- WHAT TO PRODUCE: Output all records exactly, with no images.

- Data records for software interfaces:
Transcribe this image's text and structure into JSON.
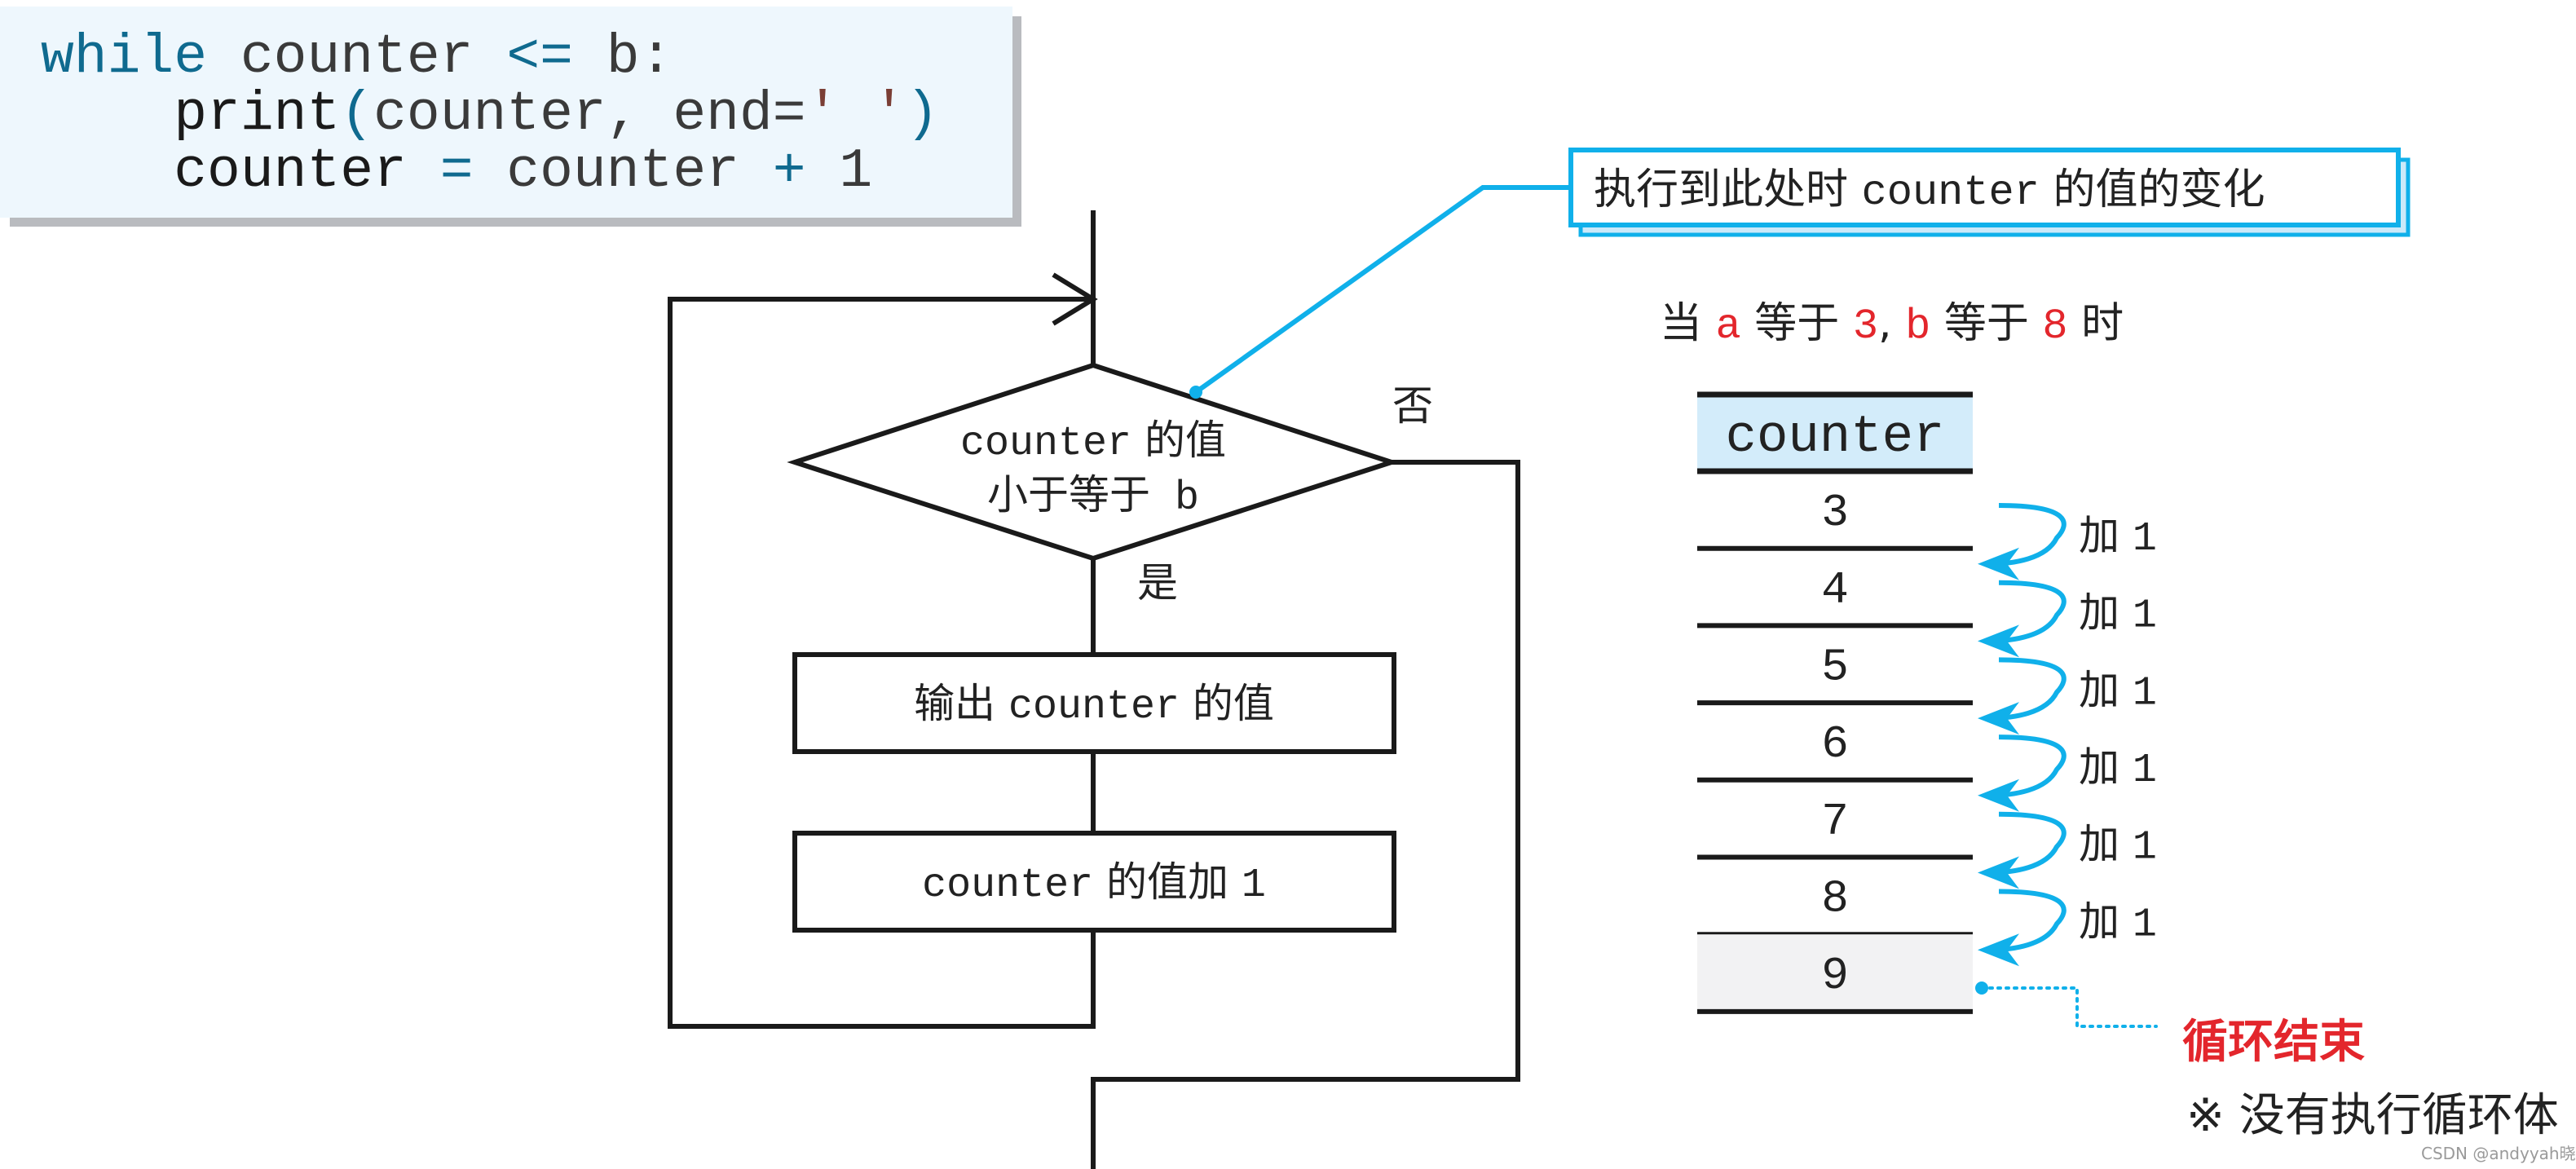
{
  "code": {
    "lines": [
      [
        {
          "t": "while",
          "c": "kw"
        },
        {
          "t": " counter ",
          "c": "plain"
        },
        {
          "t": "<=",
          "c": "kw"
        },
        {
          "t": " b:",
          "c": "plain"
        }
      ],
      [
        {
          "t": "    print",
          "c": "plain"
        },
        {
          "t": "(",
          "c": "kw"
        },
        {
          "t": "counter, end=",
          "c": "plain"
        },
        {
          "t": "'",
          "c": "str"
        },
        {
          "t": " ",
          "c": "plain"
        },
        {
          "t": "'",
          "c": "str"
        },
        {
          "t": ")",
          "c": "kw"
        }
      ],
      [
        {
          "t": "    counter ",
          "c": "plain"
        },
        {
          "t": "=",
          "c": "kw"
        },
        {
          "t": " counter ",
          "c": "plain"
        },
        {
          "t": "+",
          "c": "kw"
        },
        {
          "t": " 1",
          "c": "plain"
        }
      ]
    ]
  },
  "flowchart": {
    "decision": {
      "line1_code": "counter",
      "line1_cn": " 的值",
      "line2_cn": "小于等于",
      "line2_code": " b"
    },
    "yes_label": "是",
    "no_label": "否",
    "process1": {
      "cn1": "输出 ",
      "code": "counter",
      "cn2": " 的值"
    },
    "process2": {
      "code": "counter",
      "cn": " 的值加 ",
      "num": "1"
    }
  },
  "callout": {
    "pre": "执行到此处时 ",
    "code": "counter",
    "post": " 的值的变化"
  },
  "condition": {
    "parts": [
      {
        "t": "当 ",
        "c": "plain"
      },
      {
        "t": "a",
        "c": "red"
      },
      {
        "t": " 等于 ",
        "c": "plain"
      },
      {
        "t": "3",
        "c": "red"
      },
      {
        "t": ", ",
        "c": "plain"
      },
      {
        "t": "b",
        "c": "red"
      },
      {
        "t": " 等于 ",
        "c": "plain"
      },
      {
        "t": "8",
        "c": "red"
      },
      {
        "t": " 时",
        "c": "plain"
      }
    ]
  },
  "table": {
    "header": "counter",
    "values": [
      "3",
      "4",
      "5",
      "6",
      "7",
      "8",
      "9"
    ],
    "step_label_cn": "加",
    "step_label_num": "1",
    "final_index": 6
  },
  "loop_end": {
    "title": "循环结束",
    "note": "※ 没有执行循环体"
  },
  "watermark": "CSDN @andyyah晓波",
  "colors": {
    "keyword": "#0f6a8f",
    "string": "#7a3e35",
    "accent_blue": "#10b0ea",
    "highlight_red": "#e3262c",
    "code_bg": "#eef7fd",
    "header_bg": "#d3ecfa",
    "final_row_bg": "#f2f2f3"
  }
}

- ANSWER BOX:
Transcribe this image's text and structure into JSON.
{
  "code": {
    "lines": [
      [
        {
          "t": "while",
          "c": "kw"
        },
        {
          "t": " counter ",
          "c": "plain"
        },
        {
          "t": "<=",
          "c": "kw"
        },
        {
          "t": " b:",
          "c": "plain"
        }
      ],
      [
        {
          "t": "    print",
          "c": "plain"
        },
        {
          "t": "(",
          "c": "kw"
        },
        {
          "t": "counter, end=",
          "c": "plain"
        },
        {
          "t": "'",
          "c": "str"
        },
        {
          "t": " ",
          "c": "plain"
        },
        {
          "t": "'",
          "c": "str"
        },
        {
          "t": ")",
          "c": "kw"
        }
      ],
      [
        {
          "t": "    counter ",
          "c": "plain"
        },
        {
          "t": "=",
          "c": "kw"
        },
        {
          "t": " counter ",
          "c": "plain"
        },
        {
          "t": "+",
          "c": "kw"
        },
        {
          "t": " 1",
          "c": "plain"
        }
      ]
    ]
  },
  "flowchart": {
    "decision": {
      "line1_code": "counter",
      "line1_cn": " 的值",
      "line2_cn": "小于等于",
      "line2_code": " b"
    },
    "yes_label": "是",
    "no_label": "否",
    "process1": {
      "cn1": "输出 ",
      "code": "counter",
      "cn2": " 的值"
    },
    "process2": {
      "code": "counter",
      "cn": " 的值加 ",
      "num": "1"
    }
  },
  "callout": {
    "pre": "执行到此处时 ",
    "code": "counter",
    "post": " 的值的变化"
  },
  "condition": {
    "parts": [
      {
        "t": "当 ",
        "c": "plain"
      },
      {
        "t": "a",
        "c": "red"
      },
      {
        "t": " 等于 ",
        "c": "plain"
      },
      {
        "t": "3",
        "c": "red"
      },
      {
        "t": ", ",
        "c": "plain"
      },
      {
        "t": "b",
        "c": "red"
      },
      {
        "t": " 等于 ",
        "c": "plain"
      },
      {
        "t": "8",
        "c": "red"
      },
      {
        "t": " 时",
        "c": "plain"
      }
    ]
  },
  "table": {
    "header": "counter",
    "values": [
      "3",
      "4",
      "5",
      "6",
      "7",
      "8",
      "9"
    ],
    "step_label_cn": "加",
    "step_label_num": "1",
    "final_index": 6
  },
  "loop_end": {
    "title": "循环结束",
    "note": "※ 没有执行循环体"
  },
  "watermark": "CSDN @andyyah晓波",
  "colors": {
    "keyword": "#0f6a8f",
    "string": "#7a3e35",
    "accent_blue": "#10b0ea",
    "highlight_red": "#e3262c",
    "code_bg": "#eef7fd",
    "header_bg": "#d3ecfa",
    "final_row_bg": "#f2f2f3"
  }
}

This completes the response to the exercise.